- **EXERCISE GOAL**
Search the records for the string "here" and report how many lines contain it, with nothing else.

- **ENTRIES SUPPLIED**
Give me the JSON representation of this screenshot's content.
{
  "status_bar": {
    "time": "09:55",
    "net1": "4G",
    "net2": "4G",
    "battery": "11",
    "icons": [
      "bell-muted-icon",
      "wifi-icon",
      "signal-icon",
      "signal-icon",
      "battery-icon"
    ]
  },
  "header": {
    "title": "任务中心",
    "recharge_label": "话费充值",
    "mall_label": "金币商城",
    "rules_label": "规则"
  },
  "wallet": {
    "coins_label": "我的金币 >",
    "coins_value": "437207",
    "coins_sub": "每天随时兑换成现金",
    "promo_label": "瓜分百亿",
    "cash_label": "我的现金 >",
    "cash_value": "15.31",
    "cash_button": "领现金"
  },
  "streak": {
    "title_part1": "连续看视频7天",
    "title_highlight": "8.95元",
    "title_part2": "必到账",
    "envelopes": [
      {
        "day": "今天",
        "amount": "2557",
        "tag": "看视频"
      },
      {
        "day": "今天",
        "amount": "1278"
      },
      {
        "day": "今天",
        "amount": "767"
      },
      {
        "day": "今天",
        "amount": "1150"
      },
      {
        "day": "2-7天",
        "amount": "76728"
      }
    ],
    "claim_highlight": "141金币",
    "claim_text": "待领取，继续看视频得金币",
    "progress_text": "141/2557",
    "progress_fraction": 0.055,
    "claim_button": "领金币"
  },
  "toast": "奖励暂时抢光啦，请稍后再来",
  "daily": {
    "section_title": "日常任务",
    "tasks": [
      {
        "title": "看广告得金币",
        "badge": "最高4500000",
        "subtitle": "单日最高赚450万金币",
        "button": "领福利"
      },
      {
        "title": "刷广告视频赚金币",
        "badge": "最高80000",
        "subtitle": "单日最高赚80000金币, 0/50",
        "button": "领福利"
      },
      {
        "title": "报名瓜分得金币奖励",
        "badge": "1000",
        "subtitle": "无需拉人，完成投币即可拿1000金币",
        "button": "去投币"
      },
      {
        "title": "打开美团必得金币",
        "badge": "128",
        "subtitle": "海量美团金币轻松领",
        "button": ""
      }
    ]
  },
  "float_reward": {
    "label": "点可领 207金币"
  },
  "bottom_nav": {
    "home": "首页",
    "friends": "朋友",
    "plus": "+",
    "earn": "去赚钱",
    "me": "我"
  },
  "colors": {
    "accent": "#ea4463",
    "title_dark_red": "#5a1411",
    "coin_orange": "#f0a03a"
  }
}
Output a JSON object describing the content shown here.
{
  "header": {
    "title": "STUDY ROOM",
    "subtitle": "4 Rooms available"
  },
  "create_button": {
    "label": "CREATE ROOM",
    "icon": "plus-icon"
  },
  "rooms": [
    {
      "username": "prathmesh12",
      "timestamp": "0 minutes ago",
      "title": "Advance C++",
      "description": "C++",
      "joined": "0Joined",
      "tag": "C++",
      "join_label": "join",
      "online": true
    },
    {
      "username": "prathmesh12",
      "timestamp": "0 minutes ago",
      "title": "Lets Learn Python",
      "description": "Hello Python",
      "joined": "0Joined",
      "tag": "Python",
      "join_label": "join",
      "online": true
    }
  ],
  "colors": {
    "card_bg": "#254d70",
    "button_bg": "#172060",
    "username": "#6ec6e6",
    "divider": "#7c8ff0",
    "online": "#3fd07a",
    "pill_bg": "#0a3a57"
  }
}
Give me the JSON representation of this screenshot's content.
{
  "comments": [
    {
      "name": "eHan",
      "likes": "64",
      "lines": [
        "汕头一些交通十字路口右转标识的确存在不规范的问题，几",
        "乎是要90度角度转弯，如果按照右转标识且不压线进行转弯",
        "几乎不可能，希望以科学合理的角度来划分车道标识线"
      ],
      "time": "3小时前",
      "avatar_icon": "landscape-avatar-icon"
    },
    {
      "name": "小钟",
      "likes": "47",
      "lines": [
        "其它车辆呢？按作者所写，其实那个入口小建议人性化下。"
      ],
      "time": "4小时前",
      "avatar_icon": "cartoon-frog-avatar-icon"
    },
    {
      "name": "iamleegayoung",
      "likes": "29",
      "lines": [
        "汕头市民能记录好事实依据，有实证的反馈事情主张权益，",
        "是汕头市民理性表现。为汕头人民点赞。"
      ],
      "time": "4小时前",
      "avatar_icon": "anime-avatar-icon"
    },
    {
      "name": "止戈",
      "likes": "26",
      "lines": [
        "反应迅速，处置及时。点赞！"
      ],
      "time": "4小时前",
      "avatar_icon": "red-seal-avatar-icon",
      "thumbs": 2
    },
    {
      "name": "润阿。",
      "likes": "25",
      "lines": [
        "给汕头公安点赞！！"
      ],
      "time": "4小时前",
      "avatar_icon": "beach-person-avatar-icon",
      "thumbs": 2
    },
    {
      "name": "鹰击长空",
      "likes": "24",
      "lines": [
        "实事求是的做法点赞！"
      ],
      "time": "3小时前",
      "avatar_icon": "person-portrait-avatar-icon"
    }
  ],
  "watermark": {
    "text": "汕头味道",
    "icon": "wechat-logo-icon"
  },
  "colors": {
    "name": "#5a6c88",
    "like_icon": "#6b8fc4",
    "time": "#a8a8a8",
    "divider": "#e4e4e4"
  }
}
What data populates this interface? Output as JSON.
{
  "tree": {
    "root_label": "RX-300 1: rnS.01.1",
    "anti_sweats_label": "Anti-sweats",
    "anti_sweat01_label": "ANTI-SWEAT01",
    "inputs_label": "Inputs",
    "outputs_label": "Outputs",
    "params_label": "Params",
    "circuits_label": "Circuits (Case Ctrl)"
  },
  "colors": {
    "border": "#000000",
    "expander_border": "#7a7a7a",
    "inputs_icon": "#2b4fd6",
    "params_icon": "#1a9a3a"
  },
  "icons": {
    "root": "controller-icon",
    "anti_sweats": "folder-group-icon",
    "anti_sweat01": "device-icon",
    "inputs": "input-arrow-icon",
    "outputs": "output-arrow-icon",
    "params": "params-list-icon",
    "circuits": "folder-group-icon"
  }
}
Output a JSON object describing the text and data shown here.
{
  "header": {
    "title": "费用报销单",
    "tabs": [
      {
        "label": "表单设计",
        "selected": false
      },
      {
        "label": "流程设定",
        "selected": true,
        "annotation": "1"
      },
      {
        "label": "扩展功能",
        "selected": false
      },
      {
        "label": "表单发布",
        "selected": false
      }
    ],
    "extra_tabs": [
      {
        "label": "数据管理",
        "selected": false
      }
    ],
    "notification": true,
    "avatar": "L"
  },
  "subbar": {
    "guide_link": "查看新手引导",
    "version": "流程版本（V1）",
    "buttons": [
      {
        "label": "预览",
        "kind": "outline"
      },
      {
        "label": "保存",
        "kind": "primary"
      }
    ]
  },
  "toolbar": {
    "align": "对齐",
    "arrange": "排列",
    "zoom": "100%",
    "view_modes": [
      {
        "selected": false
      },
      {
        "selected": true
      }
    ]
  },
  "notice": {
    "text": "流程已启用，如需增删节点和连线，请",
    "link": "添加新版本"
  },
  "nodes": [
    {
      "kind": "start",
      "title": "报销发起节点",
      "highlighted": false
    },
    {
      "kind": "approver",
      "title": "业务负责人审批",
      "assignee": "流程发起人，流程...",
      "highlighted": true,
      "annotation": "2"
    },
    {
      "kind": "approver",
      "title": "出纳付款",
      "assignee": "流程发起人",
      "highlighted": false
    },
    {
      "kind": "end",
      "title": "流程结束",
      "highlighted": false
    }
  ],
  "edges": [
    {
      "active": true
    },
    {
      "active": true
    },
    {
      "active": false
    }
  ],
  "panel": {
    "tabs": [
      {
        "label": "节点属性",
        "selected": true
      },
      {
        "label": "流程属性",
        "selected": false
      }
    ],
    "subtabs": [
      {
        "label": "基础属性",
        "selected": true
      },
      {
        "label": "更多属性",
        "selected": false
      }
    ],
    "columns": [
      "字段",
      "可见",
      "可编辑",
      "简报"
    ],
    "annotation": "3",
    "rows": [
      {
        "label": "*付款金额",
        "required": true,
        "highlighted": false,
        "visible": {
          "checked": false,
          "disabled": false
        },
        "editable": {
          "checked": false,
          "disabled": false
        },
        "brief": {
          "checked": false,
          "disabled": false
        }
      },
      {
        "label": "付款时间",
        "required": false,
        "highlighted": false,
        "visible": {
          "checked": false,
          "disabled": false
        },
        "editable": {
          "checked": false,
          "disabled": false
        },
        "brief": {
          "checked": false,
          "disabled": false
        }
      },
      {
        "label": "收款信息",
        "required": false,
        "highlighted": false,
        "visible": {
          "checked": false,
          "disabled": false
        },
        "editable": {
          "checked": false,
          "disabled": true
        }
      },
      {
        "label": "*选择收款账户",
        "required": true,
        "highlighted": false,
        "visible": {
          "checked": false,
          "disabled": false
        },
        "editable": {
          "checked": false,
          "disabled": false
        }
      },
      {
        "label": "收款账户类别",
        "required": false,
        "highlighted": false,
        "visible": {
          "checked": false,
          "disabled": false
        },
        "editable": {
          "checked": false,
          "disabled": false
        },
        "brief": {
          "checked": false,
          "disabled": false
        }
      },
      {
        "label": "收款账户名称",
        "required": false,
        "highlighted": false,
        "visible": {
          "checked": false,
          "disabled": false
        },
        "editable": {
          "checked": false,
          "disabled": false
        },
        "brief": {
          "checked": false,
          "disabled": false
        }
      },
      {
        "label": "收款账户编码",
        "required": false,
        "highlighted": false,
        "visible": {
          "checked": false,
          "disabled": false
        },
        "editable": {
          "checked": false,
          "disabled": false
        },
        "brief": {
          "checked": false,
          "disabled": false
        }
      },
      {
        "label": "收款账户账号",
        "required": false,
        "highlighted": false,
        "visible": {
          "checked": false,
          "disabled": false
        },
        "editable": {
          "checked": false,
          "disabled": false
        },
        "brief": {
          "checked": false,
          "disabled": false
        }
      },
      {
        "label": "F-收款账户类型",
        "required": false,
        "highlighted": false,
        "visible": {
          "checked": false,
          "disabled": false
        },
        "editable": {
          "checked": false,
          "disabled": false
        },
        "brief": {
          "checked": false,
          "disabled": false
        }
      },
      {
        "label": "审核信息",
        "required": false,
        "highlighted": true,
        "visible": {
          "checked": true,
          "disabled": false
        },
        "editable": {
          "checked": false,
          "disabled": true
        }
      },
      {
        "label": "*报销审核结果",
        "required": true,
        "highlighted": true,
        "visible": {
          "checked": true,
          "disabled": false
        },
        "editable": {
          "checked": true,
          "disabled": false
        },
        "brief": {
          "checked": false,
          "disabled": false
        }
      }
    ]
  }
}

- **EXERCISE SOLUTION**
2